Dataset rows describing interfaces:
※

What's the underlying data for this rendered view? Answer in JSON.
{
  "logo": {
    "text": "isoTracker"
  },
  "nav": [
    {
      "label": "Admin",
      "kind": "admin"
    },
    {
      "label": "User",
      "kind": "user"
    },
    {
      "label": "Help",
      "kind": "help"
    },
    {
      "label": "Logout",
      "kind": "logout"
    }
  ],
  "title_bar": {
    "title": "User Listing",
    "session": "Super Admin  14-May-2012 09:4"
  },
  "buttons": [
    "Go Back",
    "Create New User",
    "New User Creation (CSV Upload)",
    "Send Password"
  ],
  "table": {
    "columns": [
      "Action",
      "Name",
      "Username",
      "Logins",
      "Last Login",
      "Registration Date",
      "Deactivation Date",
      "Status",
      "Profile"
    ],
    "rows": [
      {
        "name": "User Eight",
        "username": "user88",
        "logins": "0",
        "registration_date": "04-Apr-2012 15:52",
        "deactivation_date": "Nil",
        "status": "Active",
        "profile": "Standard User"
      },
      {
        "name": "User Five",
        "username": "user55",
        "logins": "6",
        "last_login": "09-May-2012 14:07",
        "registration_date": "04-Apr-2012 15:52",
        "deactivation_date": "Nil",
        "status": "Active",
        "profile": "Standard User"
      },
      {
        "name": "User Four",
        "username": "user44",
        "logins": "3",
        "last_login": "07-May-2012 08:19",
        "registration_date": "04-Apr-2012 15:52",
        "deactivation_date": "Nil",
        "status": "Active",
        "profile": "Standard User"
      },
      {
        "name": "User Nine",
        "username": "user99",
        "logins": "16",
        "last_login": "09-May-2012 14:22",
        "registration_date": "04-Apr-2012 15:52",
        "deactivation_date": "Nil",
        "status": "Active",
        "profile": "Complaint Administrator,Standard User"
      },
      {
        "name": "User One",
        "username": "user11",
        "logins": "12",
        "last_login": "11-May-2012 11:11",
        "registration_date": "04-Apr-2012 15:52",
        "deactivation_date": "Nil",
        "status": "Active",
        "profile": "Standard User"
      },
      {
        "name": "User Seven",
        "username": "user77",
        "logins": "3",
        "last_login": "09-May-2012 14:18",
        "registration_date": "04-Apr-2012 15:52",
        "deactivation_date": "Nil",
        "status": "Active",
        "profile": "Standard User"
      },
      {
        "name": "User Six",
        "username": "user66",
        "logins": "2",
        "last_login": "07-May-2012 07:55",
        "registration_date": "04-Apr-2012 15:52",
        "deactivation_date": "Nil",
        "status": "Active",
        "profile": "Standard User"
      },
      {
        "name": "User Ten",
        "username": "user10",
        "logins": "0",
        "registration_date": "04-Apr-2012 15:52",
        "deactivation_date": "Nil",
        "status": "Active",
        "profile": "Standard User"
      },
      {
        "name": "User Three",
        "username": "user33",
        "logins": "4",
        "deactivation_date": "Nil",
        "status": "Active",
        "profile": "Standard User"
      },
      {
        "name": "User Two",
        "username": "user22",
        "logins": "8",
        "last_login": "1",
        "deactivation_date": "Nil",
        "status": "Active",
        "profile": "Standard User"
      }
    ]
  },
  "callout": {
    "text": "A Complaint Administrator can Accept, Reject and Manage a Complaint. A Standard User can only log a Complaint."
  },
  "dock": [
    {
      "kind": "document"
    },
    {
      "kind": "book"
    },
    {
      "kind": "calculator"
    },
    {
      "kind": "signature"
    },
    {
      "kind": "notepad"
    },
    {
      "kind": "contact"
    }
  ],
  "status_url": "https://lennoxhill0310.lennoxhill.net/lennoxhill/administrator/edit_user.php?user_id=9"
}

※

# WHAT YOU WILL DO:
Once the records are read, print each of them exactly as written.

# ANSWER AREA:
What's the underlying data for this rendered view? Answer in JSON.
{
  "logo": {
    "text": "isoTracker"
  },
  "nav": [
    {
      "label": "Admin",
      "kind": "admin"
    },
    {
      "label": "User",
      "kind": "user"
    },
    {
      "label": "Help",
      "kind": "help"
    },
    {
      "label": "Logout",
      "kind": "logout"
    }
  ],
  "title_bar": {
    "title": "User Listing",
    "session": "Super Admin  14-May-2012 09:4"
  },
  "buttons": [
    "Go Back",
    "Create New User",
    "New User Creation (CSV Upload)",
    "Send Password"
  ],
  "table": {
    "columns": [
      "Action",
      "Name",
      "Username",
      "Logins",
      "Last Login",
      "Registration Date",
      "Deactivation Date",
      "Status",
      "Profile"
    ],
    "rows": [
      {
        "name": "User Eight",
        "username": "user88",
        "logins": "0",
        "registration_date": "04-Apr-2012 15:52",
        "deactivation_date": "Nil",
        "status": "Active",
        "profile": "Standard User"
      },
      {
        "name": "User Five",
        "username": "user55",
        "logins": "6",
        "last_login": "09-May-2012 14:07",
        "registration_date": "04-Apr-2012 15:52",
        "deactivation_date": "Nil",
        "status": "Active",
        "profile": "Standard User"
      },
      {
        "name": "User Four",
        "username": "user44",
        "logins": "3",
        "last_login": "07-May-2012 08:19",
        "registration_date": "04-Apr-2012 15:52",
        "deactivation_date": "Nil",
        "status": "Active",
        "profile": "Standard User"
      },
      {
        "name": "User Nine",
        "username": "user99",
        "logins": "16",
        "last_login": "09-May-2012 14:22",
        "registration_date": "04-Apr-2012 15:52",
        "deactivation_date": "Nil",
        "status": "Active",
        "profile": "Complaint Administrator,Standard User"
      },
      {
        "name": "User One",
        "username": "user11",
        "logins": "12",
        "last_login": "11-May-2012 11:11",
        "registration_date": "04-Apr-2012 15:52",
        "deactivation_date": "Nil",
        "status": "Active",
        "profile": "Standard User"
      },
      {
        "name": "User Seven",
        "username": "user77",
        "logins": "3",
        "last_login": "09-May-2012 14:18",
        "registration_date": "04-Apr-2012 15:52",
        "deactivation_date": "Nil",
        "status": "Active",
        "profile": "Standard User"
      },
      {
        "name": "User Six",
        "username": "user66",
        "logins": "2",
        "last_login": "07-May-2012 07:55",
        "registration_date": "04-Apr-2012 15:52",
        "deactivation_date": "Nil",
        "status": "Active",
        "profile": "Standard User"
      },
      {
        "name": "User Ten",
        "username": "user10",
        "logins": "0",
        "registration_date": "04-Apr-2012 15:52",
        "deactivation_date": "Nil",
        "status": "Active",
        "profile": "Standard User"
      },
      {
        "name": "User Three",
        "username": "user33",
        "logins": "4",
        "deactivation_date": "Nil",
        "status": "Active",
        "profile": "Standard User"
      },
      {
        "name": "User Two",
        "username": "user22",
        "logins": "8",
        "last_login": "1",
        "deactivation_date": "Nil",
        "status": "Active",
        "profile": "Standard User"
      }
    ]
  },
  "callout": {
    "text": "A Complaint Administrator can Accept, Reject and Manage a Complaint. A Standard User can only log a Complaint."
  },
  "dock": [
    {
      "kind": "document"
    },
    {
      "kind": "book"
    },
    {
      "kind": "calculator"
    },
    {
      "kind": "signature"
    },
    {
      "kind": "notepad"
    },
    {
      "kind": "contact"
    }
  ],
  "status_url": "https://lennoxhill0310.lennoxhill.net/lennoxhill/administrator/edit_user.php?user_id=9"
}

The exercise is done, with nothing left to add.